It was late on a Monday afternoon and I was on my third surgery that day, running late with five more patients to see and a Chinese class booked for 19:00. If I was going to get to my class then I needed to work quickly. My next patient was Mrs Smith, whom I've known for a long time and with whom I've been working to try and help her manage her own diabetes. You see, diabetes is one of those many long-term conditions that we all get as we get older and one which, above all, we have to manage ourselves. If we're lucky, we might see our doctor or nurse for a maximum of two hours per year and that leaves 8,760 hours to look after our own diabetes. Mrs Smith and I had been working together on this for the past year.
I started sending Mrs Smith the results of her blood tests and invited her to come and see the practice nurse to discuss these results and whether she needed to do anything about them.
She had done this prior to her consultation with me this evening.
"Hello Mrs Smith, how're you doing?" I said as I collected her from the waiting room and walked back down the corridor to my consulting room.
"I'm doing fine, Doctor", she said, and out of her handbag pulled out a little notebook which she calls her 'diabetes book'. "When I saw the nurse last week she said that my control wasn't very good and that my blood test show this. I explained to her that I was having a hard time at the moment because my daughter's marriage had just broken up and it was very difficult to remember to take my tablets as well as being careful about what I ate. She said that my diabetes control had been very good up till then so it was probably just a temporary thing. I thought I'd come and talk to you about it Doctor, although I know we weren't due to meet again for another couple of months."
"Well, let's have a look at your results," I said and turned the computer screen to where she could see it. "Look" I said, "the nurse is right, your sugar has been a bit off recently. How many tablets have you missed?"
"Oh, not many" said Mrs Smith, "I think it was one on Saturday and a couple last week. Saturday was bad because of the children, you see. My daughter's got two small children and they were very upset about their daddy, but now after this, I can never forgive him for what he's done to my daughter and my grandchildren."

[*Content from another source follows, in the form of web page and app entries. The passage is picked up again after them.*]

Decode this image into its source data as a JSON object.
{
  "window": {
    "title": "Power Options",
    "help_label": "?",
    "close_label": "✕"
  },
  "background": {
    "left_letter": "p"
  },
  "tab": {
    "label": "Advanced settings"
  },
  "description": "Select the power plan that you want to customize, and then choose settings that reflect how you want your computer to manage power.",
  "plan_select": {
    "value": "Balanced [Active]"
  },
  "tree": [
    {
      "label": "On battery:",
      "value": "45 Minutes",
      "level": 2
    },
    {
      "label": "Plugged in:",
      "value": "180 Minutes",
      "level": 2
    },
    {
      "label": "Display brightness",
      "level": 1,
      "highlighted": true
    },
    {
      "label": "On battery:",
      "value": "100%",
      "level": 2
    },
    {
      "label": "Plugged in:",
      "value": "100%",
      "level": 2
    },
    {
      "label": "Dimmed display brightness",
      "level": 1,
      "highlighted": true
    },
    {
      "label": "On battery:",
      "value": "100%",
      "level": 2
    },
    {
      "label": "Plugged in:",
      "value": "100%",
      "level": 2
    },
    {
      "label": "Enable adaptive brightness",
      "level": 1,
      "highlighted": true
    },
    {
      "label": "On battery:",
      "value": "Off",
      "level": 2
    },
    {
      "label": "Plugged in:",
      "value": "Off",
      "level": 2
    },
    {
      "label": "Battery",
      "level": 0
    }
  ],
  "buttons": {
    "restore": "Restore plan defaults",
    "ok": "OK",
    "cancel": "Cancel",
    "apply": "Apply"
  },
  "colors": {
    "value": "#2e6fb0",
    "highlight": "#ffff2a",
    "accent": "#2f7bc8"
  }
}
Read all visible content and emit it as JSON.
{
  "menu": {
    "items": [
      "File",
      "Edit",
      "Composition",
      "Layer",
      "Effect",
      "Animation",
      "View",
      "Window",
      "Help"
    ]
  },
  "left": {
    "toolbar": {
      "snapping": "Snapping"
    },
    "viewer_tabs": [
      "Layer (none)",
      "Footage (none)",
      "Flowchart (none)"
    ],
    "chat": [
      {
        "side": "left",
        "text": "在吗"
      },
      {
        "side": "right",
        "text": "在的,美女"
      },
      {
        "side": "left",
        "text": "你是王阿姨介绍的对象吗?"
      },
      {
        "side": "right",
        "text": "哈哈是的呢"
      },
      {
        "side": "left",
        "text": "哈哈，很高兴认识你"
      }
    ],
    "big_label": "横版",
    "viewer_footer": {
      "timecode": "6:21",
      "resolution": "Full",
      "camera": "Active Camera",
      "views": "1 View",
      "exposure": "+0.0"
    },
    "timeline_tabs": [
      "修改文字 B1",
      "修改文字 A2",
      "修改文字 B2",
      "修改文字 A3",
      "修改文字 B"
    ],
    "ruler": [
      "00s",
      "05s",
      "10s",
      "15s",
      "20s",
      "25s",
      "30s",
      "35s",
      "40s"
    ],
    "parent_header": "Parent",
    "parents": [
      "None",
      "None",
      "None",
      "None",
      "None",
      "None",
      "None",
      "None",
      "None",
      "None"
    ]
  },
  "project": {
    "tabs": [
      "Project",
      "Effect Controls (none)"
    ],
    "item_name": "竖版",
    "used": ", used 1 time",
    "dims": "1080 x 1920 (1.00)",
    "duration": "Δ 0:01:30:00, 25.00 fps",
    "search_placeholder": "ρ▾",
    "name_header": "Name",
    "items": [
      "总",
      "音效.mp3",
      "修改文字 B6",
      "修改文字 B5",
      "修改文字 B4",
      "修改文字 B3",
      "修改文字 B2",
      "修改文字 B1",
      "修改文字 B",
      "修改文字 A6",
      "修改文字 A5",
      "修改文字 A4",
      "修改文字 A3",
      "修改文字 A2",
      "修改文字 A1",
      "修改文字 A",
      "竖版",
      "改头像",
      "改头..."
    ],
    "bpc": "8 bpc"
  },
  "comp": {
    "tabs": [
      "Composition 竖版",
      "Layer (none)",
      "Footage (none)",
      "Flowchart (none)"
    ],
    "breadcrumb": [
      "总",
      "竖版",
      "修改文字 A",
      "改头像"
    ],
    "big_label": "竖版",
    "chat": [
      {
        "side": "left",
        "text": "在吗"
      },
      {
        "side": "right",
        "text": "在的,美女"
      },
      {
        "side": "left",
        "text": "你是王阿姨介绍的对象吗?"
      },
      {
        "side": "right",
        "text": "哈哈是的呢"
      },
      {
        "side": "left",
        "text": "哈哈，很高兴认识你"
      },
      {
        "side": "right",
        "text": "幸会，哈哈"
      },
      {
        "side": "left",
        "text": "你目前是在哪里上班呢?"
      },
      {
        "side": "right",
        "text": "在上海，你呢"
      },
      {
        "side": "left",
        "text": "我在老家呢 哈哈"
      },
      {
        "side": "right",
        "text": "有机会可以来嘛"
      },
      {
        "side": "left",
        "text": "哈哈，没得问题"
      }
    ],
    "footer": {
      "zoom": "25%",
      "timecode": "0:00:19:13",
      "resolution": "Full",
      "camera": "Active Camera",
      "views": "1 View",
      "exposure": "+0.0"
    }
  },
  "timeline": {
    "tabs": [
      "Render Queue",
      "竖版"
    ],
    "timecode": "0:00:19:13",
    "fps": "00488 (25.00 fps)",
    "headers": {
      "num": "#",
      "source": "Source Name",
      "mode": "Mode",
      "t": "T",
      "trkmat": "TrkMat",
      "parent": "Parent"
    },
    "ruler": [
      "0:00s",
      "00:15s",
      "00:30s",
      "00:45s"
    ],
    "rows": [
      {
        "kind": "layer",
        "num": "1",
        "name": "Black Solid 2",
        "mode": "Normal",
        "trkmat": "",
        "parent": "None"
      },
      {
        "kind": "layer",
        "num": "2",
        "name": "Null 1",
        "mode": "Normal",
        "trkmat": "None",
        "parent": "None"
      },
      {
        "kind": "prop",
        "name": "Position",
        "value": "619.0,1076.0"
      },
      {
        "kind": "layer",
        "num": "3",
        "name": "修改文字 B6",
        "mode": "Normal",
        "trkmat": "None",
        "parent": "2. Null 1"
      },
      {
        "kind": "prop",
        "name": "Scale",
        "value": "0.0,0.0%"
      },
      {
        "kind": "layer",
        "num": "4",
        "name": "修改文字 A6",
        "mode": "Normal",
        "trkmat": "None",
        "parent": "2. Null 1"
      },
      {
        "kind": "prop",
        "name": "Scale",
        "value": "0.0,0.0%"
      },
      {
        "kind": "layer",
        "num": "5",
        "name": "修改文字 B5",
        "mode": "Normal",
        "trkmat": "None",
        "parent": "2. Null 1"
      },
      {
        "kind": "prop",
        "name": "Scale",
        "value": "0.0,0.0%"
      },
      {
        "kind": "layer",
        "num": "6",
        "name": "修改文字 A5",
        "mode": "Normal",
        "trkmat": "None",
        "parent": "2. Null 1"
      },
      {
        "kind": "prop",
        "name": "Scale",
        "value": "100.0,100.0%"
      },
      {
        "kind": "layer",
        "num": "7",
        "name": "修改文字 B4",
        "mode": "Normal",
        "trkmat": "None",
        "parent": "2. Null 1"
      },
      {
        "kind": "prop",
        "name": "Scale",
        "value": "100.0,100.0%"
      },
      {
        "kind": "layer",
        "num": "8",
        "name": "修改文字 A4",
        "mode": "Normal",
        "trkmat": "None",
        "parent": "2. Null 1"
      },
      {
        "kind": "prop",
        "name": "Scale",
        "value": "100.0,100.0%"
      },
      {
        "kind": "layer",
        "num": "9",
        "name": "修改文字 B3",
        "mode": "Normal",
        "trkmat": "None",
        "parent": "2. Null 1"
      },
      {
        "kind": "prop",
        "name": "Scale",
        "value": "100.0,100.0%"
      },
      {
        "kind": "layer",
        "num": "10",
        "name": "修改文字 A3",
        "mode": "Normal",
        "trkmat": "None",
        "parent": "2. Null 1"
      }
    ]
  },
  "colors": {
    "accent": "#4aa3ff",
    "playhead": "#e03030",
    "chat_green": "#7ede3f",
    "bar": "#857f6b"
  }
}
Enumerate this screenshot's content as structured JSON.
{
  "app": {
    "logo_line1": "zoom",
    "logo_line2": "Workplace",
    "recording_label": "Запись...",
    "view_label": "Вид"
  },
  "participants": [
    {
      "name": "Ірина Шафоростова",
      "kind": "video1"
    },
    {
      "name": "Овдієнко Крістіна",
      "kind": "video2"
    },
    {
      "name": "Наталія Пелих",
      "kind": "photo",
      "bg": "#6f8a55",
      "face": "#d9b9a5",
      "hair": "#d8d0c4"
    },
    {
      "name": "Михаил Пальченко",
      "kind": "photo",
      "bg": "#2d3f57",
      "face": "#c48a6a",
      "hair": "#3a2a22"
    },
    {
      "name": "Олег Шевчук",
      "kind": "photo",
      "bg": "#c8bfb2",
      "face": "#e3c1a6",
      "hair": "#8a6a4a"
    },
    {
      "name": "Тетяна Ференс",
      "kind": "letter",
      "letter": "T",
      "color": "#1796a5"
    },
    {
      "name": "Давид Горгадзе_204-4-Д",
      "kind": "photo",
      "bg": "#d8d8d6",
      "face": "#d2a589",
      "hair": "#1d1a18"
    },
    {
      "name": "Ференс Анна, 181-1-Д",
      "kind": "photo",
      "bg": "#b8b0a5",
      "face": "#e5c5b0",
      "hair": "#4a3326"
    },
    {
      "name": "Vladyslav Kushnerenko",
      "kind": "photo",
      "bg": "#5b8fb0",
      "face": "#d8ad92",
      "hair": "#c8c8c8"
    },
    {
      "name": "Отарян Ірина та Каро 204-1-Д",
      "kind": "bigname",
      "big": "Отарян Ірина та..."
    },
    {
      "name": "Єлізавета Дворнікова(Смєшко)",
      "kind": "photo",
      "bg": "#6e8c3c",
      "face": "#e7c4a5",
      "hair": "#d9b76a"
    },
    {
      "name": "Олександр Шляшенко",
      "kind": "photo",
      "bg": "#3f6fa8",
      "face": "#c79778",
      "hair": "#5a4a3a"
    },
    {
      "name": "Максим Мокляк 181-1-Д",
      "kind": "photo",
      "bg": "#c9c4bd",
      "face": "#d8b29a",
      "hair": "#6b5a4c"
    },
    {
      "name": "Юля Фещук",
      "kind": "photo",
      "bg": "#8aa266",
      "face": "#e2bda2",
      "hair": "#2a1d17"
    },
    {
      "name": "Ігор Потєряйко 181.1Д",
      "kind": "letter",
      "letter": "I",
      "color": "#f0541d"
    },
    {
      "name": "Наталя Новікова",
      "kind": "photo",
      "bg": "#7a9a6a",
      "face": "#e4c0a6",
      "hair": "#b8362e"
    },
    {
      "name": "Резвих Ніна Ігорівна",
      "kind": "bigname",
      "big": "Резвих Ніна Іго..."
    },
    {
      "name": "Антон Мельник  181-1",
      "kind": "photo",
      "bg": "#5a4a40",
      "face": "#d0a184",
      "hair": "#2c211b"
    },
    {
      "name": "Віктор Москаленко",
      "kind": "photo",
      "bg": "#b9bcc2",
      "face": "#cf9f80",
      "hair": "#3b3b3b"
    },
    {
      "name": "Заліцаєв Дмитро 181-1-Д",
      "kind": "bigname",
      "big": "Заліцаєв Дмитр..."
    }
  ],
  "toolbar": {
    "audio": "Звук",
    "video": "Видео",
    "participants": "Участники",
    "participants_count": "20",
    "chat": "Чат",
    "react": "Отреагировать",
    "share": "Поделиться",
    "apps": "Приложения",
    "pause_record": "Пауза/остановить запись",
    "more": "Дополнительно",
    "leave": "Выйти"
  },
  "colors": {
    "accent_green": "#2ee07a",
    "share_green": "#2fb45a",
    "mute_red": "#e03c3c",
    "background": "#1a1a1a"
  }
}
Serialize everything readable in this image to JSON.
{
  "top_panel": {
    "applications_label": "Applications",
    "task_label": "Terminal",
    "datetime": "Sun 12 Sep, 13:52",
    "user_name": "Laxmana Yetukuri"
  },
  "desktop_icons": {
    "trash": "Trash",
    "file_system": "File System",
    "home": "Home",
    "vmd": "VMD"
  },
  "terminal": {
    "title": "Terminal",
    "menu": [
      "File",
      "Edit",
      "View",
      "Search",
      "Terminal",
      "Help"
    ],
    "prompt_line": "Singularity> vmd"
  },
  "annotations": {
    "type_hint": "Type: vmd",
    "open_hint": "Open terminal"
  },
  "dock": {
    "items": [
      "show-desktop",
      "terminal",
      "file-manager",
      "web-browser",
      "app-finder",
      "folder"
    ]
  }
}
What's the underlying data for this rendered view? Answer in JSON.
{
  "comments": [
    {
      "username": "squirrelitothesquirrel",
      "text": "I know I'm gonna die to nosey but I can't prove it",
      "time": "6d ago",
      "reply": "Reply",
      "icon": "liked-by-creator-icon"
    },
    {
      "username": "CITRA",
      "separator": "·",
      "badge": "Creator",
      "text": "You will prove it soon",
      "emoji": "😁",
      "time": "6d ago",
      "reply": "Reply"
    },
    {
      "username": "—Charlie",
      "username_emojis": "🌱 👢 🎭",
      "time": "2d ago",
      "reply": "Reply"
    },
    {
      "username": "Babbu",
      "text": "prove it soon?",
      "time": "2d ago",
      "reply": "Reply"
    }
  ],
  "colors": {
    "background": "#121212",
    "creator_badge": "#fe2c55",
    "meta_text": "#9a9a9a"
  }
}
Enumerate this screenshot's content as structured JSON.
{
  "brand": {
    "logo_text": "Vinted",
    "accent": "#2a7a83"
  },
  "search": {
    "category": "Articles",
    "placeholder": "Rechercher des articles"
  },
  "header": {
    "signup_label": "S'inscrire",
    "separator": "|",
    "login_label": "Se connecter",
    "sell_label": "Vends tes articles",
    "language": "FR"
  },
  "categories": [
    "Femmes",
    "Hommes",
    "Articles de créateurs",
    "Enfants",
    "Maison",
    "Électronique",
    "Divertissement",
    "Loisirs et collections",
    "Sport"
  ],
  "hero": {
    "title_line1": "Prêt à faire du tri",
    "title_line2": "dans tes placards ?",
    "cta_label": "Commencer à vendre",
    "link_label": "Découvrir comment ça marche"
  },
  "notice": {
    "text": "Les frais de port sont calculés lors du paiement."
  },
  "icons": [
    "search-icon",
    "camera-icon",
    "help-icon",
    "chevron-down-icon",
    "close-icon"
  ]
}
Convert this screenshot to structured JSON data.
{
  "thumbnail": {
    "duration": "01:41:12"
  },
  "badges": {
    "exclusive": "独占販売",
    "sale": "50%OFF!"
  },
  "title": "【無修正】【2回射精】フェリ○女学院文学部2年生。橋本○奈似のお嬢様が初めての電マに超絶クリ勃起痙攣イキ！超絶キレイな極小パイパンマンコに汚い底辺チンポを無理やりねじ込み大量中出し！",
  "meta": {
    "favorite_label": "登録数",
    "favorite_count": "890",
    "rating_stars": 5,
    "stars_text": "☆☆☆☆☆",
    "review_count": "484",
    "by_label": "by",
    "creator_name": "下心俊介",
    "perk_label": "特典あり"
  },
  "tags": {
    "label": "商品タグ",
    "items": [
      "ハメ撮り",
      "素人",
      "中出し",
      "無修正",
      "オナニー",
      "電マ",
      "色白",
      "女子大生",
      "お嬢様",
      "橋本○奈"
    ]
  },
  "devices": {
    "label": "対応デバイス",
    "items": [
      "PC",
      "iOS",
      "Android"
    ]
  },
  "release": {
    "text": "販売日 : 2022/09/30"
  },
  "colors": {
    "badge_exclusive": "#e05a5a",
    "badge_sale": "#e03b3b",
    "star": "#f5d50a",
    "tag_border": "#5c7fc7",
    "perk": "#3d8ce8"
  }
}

She looked tearful and looked away. We had a brief moment of silence and then she said, "It's okay doctor, I know I've got to take my tablets and watch what I eat so I'll try really hard this week to make sure that I do everything we agreed in my care plan. I think what I would like to do when I see you again in a couple of months time is have a think about whether I need some new objectives for my diabetes care plan and whether I do need to change my treatment if all this family stress keeps getting in the way. I think things will settle down for my daughter and for me and the children, although it will take a while. So, if it's okay with you, Doctor, I'd like to keep my treatment just the same and see how it goes. Thank you for listening."
She stood up, "Maybe I could see you in a couple of weeks time rather than a couple of months", she said.
"That would be fine." I replied and walked with her to the door of the consultation room. "Take care" I said, "I'll see you again soon."
I checked my watch, yes! Nine minutes, I was going to get to my Chinese class after all.
Find out more about care planning here.